Above top, Luminous Earth, 2013, watercolor on paper, 150"x100". Above bottom, Luminous Earth Intersection, 2014, watercolor on paper, 150”x100”.

Above, Wild River (The Franklin), 2015, watercolor on paper, 92"x120". Left, Canyon Wall #2, 2013, lithograph, 38"x51".



How did you receive your education? My education in art started as a child when I would participate in Saturday art programs and activities with my cousin and uncle. I got into photography my 11th grade year in high school where I was given photography on my schedule instead of Intro to Guitar as I requested. While attending Morgan I also learned a lot from Internships and the Cooperative Exchange Program I did at MICA. In the Fall of 2015 I will begin graduate school at Columbus College of Art and Design. What are some cultural and artistic influences?

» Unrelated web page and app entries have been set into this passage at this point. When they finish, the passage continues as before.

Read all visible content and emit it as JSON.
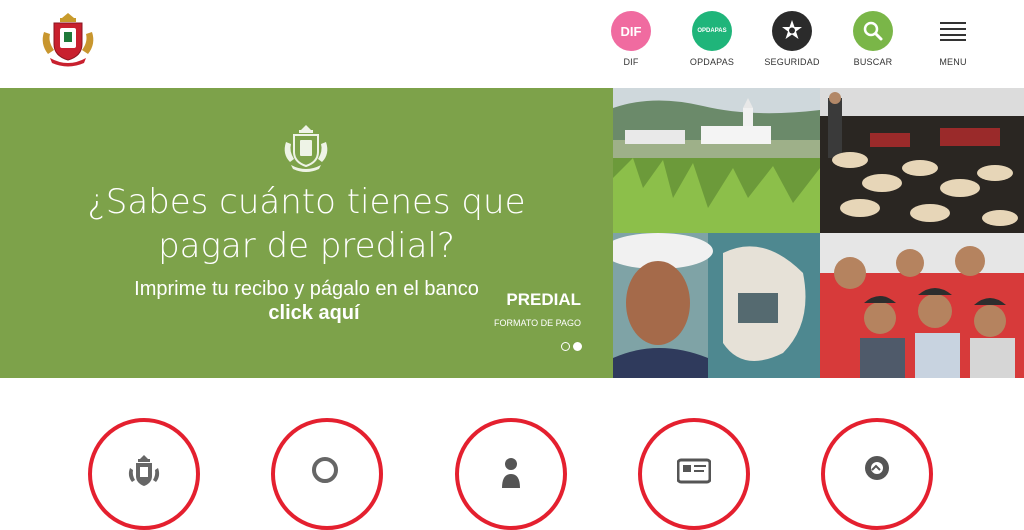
{
  "header": {
    "nav": [
      {
        "icon_text": "DIF",
        "label": "DIF",
        "color": "#f06ba0"
      },
      {
        "icon_text": "OPDAPAS",
        "label": "OPDAPAS",
        "color": "#1fb57a"
      },
      {
        "icon_text": "",
        "label": "SEGURIDAD",
        "color": "#2b2b2b"
      },
      {
        "icon_text": "",
        "label": "BUSCAR",
        "color": "#7ab648"
      },
      {
        "icon_text": "",
        "label": "MENU",
        "color": "#333333"
      }
    ]
  },
  "hero": {
    "title_line1": "¿Sabes cuánto tienes que",
    "title_line2": "pagar de predial?",
    "subtitle": "Imprime tu recibo y págalo en el banco",
    "link": "click aquí",
    "slide_title": "PREDIAL",
    "slide_subtitle": "FORMATO DE PAGO",
    "background_color": "#7da24a",
    "slide_count": 2,
    "active_slide": 2
  },
  "services": {
    "accent_color": "#e4202f",
    "items": [
      {
        "icon": "municipal-crest-icon"
      },
      {
        "icon": "search-icon"
      },
      {
        "icon": "person-icon"
      },
      {
        "icon": "id-card-icon"
      },
      {
        "icon": "map-pin-icon"
      }
    ]
  }
}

Kelli Williams Age: 26 Major: Photography Location: Baltimore, MD Brief introduction to who you are and what you do? I am a freelance Photographer and visual artist who works primarily in the photographic medium. I graduated from Morgan State University in 2011, where I majored in Fine Art with a concentration in Photography. I was the Co-founder of Rift Studio, formerly located in the Station North Arts District, that opened in the summer of 2012. Though I work primarily in the photographic medium I also use sound, stop-motion animation, mixed media, and installation to accompany my photographic works. How long have you been an artist? I have been an artist from a very young age. I was always drawing, writing, and creating things out of found objects. My uncle was an artist, so I was always involved in art related activities. I started to seriously pursue art in high school where I took photography and other art classes.

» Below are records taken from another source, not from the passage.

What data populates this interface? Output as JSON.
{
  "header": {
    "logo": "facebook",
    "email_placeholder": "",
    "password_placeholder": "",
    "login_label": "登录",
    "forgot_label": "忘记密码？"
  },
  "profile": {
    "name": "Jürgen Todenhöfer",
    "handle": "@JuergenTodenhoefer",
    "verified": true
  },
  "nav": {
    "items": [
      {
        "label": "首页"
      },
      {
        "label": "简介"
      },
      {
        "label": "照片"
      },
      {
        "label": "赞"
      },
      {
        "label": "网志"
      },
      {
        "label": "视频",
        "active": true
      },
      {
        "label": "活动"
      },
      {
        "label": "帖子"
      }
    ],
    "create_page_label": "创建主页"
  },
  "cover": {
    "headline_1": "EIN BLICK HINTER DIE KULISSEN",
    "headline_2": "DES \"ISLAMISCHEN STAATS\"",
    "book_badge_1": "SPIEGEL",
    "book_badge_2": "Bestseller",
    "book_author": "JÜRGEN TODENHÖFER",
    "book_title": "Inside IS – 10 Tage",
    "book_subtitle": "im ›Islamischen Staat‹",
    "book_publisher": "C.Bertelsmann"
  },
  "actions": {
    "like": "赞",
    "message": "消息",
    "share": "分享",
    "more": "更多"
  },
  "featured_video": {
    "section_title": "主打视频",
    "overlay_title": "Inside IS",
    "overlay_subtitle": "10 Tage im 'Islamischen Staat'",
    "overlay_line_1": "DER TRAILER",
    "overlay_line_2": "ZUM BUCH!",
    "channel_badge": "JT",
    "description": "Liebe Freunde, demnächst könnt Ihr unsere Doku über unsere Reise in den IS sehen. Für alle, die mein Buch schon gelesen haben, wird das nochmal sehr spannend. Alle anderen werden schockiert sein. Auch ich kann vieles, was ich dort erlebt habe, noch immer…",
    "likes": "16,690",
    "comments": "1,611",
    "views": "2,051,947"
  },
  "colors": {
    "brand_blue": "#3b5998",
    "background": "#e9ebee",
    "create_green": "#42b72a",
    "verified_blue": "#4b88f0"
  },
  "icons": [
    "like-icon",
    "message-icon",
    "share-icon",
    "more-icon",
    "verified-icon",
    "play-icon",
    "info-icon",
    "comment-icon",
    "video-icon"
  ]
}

I am influenced by Hank Willis Thomas, Maya Freelon Asante, Gregory Crewdson, Dina Goldstein, David Lachapelle and Kehinde Wiley. I am also inspired by Janelle Monae and how she approaches her music. What inspires you? I am inspired by so many things, social media being a large part of it. I am interested in the way people interact with it and how it affects everyday life. Along with social media, I am inspired by popular culture, music and television. What is your philosophy? You don’t always have to be so serious. The best artwork inspires an emotion. It might as well be laughter. How did you get where you are? A large part is that I have really supportive family and friends. They always made me feel like I could do anything. I also have always been a hard worker, respectful and kind. Because of this, I always have been able to get jobs and clients. Where else can we find you? Instagram: @Kshantee

Above top, Easy Money [installation and detail], 2011, parking tickets. Top right, Da Block, 2011, digital print. Bottom right, Insert Credit Card, 2011, digital print. Far right, Hamilton, 2011, digital print.